Project Details

Early Career

Status: Funded - Open

Estimation of renal function in critically ill neonates, infants and children

Pieter De Cock, PharmD, PhD

Summary

BACKGROUND: In critically ill children, renal function is constantly fluctuating as a result of underlying disease processes, changing hemodynamic status and therapeutic interventions. Acute kidney injury (AKI) as well as augmented renal clearance (ARC) are common (prevalence AKI : 15-82%; ARC: 60%). Both are associated with increased morbidity and mortality.

GAP: Although accurate estimation of renal function is crucial in critically ill children, to date, this remains a journey of the beaten track.

HYPOTHESIS: Determination of glomerular filtration rate (GFR) is generally used for quantification of renal function. Despite its broad use, we hypothesize that commonly used creatinine-based methods for estimation of GFR are not reliable in critically ill children. This study aims to identify the most reliable bedside GFR estimation method and quantitatively describe the intrapatient (time-dependent) variability in GFR.

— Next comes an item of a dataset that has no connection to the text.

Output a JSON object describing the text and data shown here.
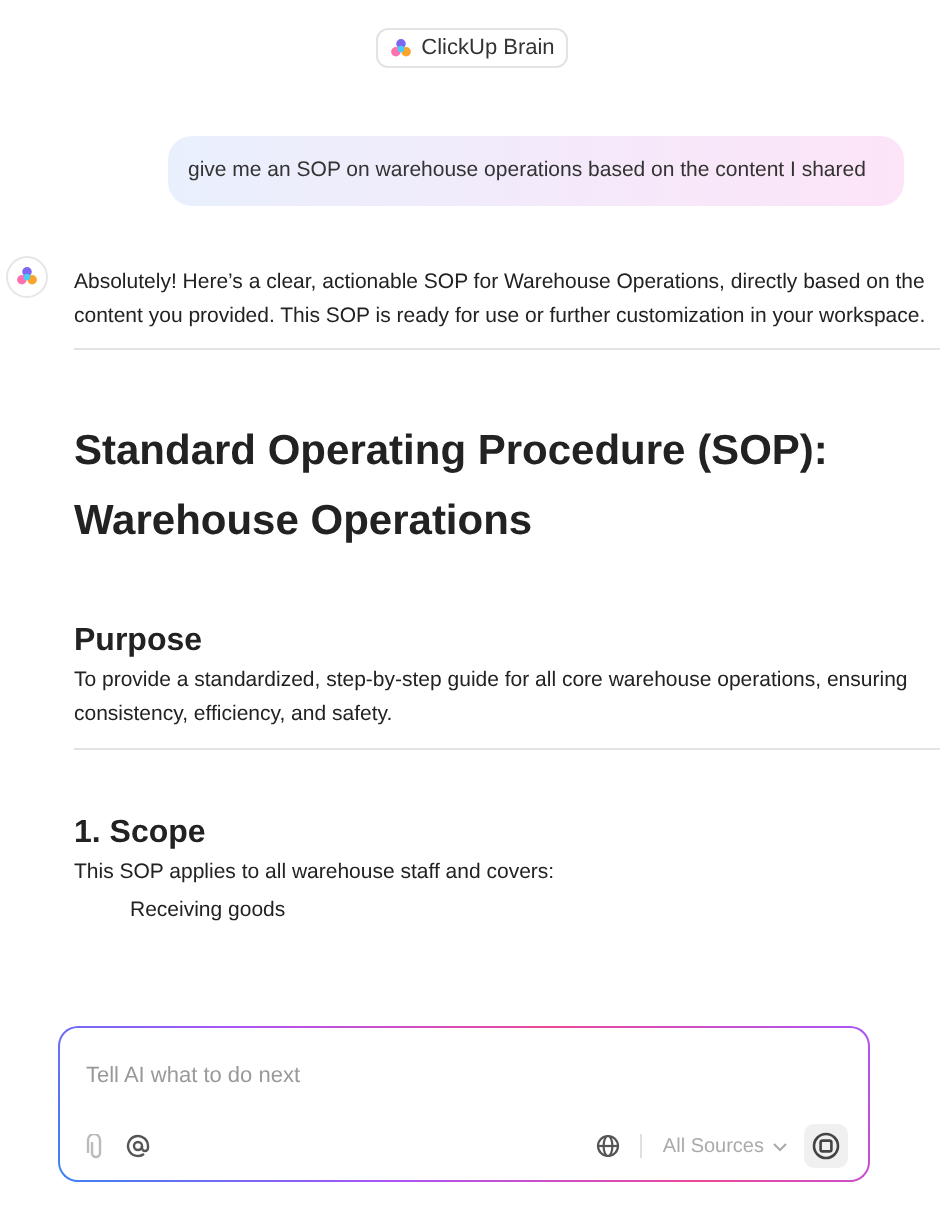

METHODS: A prospective, interventional trial at the neonatal and pediatric ICU, Ghent University Hospital (Belgium) is performed. Glomerular filtration rate is measured by calculation of iohexol plasma clearance (golden standard for GFR estimation). Accuracy and sensitivity of different estimation methods (by urinary creatinin clearances and serum biomarker-based GFR equations, amikacin clearance) are studied.

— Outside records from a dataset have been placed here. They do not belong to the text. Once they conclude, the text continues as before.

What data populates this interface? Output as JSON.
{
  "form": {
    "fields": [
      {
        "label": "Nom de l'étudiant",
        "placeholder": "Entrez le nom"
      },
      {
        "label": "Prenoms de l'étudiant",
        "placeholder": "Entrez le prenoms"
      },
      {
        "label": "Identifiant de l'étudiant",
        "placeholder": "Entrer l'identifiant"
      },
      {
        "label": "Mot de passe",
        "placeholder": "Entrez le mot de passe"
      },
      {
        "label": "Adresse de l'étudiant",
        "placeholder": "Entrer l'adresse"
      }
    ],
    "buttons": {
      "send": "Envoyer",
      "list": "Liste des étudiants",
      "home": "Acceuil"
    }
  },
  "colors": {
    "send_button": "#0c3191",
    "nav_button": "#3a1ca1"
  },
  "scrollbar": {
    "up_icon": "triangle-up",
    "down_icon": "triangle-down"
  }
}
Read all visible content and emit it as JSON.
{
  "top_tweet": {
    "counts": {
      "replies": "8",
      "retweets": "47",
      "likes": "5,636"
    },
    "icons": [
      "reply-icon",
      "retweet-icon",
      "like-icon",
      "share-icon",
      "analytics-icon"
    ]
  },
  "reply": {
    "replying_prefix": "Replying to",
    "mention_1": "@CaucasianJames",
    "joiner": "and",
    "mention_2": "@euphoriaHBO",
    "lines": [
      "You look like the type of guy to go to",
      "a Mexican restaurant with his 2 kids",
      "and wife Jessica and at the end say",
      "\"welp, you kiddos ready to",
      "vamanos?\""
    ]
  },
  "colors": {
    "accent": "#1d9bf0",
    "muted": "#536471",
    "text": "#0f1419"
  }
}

RESULTS: Pending

IMPACT: Accurate and sensitive renal function estimation methods (RFEM) provide an invaluable tool to guide drug dosing and fluid management in the critically ill child with rapidly changing renal function. To date, there is a lack of scientific evidence on the optimal RFEM to be used. Moreover, this study will give an insight on the necessary frequency for GFR estimation/biomarker measurement in routine clinical care.